The number one topic on everyone’s lips in digital advertising is Ad Blocking, and the seemingly unstoppable threat to the existing model of a primarily free ad funded internet, enabling consumers to enjoy the content they set out to consume for the most part without payment. At first glance that further strengthens the case for marketers to pursue native advertising, and avoid falling foul of the ad blocking software impact on display ads, and the reduction in audience visibility.
Sophisticated ad blockers
However, it’s not that simple. Ad blockers are becoming increasingly sophisticated in their ability to detect commercial messaging. Formatted native ads appearing in content streams are the most likely to be detectable but any content that is labelled as “sponsored”, “in association with” or other such terminology could potentially have that labelling blocked. So the content itself might appear, but any logos or references to the advertising brand could be lost.
Removing the labelling isn’t the answer. A brand needs to be seen to be associated with a piece of content or else there is no value.
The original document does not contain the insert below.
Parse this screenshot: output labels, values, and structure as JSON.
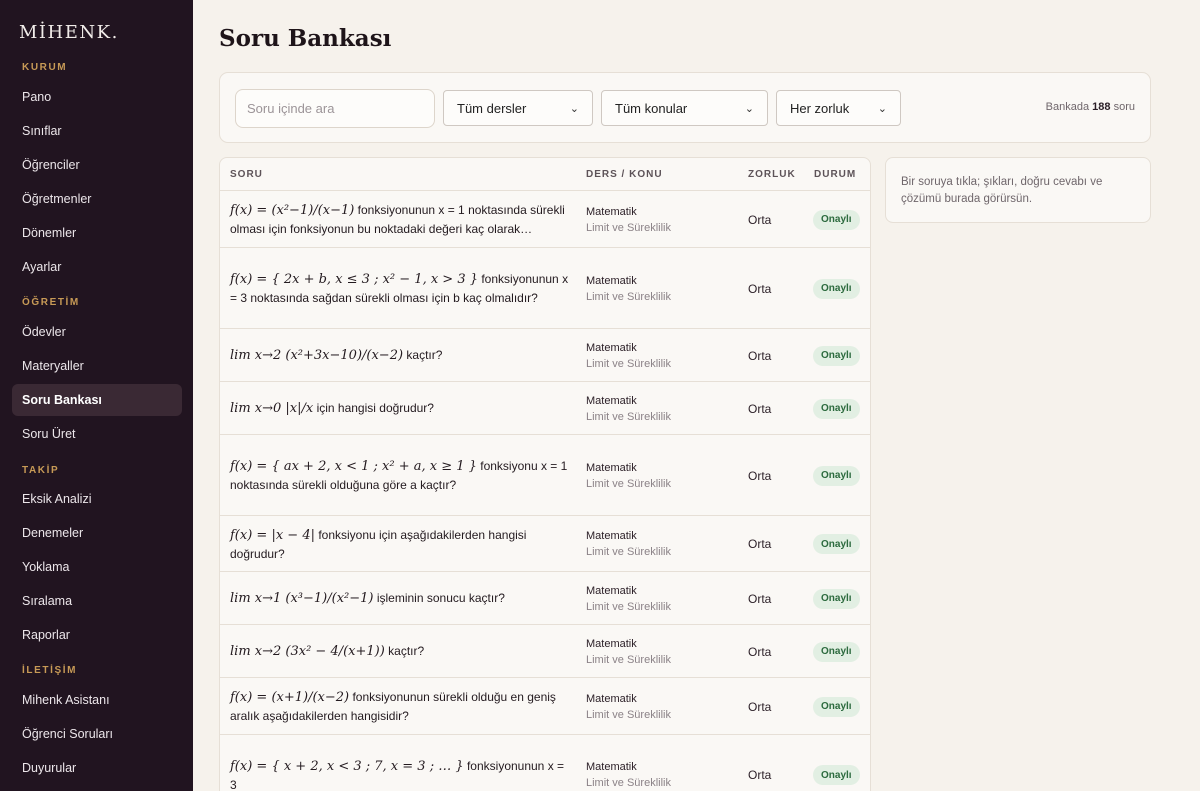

IAB guidelines and research by AOP shows that labelling is vital – introducing the brand early, declaring its interest and reinforcing its authority to provide that content as well as the basic requirement of not duping consumers into seeing the message as a thinly veiled attempt at delivering a commercial message.
A creative challenge
When ad blockers are able to detect affiliate links in text it shows the problem is not linked specifically to “advertising”.
Media owners and advertising agencies need to be monitoring and aware of the scale of ad blocking and how different ad types are affected. The solution of paying an ad blocker to be whitelisted, and therefore effectively beat the block, is neither in the consumer interest or that of the media owner or ultimately the advertising brand, it’s an unpalatable extortion model to deliver a message.
There is no easy answer right now of course. It’s a creative challenge as much as anything else, around formats used, visible references and relevance. It is up to publisher, advertising and technology communities to agree guidelines, acceptable to all parties, that are, above all else, ‘consumer first’ in their application whilst, honouring the age old preserve that is the ‘value exchange’.